Last month we started the first in a series of monthly reports on the status of AAR. We’re happy to report that September was another good month. We added a variety of new content and visits continued to be strong.
We’re especially pleased that once again, 50 new reviews were posted, although this month, only three were DIKs, in contrast to seven during August. Hopefully, both for our readers, and our reviewers, October will bring more DIKs.
Those reviews are the heart and soul of AAR and readers made good use of them in September. There were 62,279 views of the new review page, and 152,055 views of the many reviews available at AAR. Additionally, there were 90,883 views of the advanced search option for the reviews database.
Both of our blogs were also busy during September. There were 18 new posts at the AAR News and Commentary Blog, and 17 at AAR After Hours. I always find it interesting to see which posts generate the most comments. At AAR News and Commentary Blog, aside from the Gabaldon giveaway, the two posts generating the most comments were Abi’s post at the end of the month on The Heavy Hero (or Heroine) and Lynn’s post You Never Forget the First.
Once again, AAR’s Alexa traffic rank increased; it’s up from 97,264 in August to 93,029 (the lower the number the better, and anything under 100,000 is something to be proud of). This is also a 19% three-month improvement.
While many people were on vacation during August, it was a busy month for AAR staff and readers. We’re proud of what’s happening at AAR and wanted to share some of it with you in a once-a-month report. This is the first of those reports.
A lot of new content was added to AAR in August. As always, our primary focus is reviews, and we posted 50 new reviews – including seven DIKs – in August.

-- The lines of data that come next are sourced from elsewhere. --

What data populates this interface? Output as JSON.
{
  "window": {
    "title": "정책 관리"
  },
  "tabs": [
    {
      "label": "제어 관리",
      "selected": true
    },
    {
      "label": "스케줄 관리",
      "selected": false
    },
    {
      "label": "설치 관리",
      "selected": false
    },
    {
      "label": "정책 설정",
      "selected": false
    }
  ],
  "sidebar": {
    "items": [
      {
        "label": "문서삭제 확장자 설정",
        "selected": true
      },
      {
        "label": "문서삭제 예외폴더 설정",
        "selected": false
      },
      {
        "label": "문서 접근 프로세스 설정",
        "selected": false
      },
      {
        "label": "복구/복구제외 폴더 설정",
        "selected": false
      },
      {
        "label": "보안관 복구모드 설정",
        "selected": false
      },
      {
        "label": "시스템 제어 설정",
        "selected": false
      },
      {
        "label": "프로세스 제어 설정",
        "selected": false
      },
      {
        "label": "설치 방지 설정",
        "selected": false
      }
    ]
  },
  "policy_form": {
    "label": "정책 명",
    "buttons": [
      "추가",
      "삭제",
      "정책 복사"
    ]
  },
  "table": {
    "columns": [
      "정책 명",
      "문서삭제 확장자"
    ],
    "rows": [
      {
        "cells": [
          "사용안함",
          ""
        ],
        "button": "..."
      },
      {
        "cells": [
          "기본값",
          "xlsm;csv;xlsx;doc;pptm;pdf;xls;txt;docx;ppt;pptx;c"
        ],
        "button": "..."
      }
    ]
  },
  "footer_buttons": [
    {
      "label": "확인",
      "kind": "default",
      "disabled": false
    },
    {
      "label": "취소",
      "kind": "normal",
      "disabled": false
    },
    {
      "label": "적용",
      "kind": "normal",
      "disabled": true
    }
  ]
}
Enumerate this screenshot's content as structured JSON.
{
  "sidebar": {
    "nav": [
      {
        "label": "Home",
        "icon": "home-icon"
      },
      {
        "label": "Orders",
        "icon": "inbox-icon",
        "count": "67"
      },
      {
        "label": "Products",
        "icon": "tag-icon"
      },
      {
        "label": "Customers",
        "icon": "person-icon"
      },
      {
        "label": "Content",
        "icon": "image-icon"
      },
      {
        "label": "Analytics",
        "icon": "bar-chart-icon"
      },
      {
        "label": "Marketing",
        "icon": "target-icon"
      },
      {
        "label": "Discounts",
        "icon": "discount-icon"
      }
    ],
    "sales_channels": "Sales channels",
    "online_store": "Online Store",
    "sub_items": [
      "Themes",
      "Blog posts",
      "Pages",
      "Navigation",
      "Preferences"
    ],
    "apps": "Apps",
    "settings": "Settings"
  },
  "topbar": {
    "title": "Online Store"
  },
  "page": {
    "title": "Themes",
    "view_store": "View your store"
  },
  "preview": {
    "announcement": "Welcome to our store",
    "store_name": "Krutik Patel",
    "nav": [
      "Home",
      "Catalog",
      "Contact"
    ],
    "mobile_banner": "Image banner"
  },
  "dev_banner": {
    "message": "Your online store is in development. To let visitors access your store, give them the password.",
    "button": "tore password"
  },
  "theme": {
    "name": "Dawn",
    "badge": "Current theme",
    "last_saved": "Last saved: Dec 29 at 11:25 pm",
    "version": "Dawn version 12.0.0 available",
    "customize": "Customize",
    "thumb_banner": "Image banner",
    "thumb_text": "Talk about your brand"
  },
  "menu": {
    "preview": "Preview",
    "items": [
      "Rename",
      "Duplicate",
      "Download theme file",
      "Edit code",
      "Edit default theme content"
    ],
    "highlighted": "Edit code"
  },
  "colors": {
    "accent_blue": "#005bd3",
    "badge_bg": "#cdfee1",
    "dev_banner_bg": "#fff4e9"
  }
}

In addition to the reviews, we added a variety of other new content, including 20 new posts here at the AAR News and Commentary Blog, and 22 at AAR After Hours.
Both AAR’s own statistics, and those available at Alexa, confirm that visits to AAR have increased steadily over the course of 2009. At the end of August, AAR’s traffic rank at Alexa was 97,264, a very good number indeed (anything under 100,000 is something to be proud of), and up 76 percent according to Alexa’s figures.
And we have since the early days of the site.
It costs a lot of money to run AAR. First, there are the physical costs to get – and keep – AAR online. We’re hosted by a reliable company who provides great service, but it isn’t free as many blog platforms are. And it isn’t cheap either.
Then there were additional costs to move AAR’s message boards onto our own server, a step we felt was necessary for multiple reasons. First, we were getting crappy service. Second, the boards went down capriciously. And, third, we knew in today’s competitive environment that it was important to bring message board traffic onto our own server so AAR’s traffic rankings would reflect our true numbers.
Which they do. And we’ve seen a healthy boost in our Alexa ranking to prove it.
After seeing LinnieGayl’s piece on author websites, I started thinking not just about author’s sites, but about publisher’s websites as well. I’ve been reading romance off and on since I was in middle school, but I didn’t start following it online until after college. The websites I remember from the late 90s were fairly spartan. Some had lists of authors, a few featured cover blurb information on various books, but features such as blogs and online ordering seemed almost unheard of. For someone looking for book ideas and information, it was very frustrating!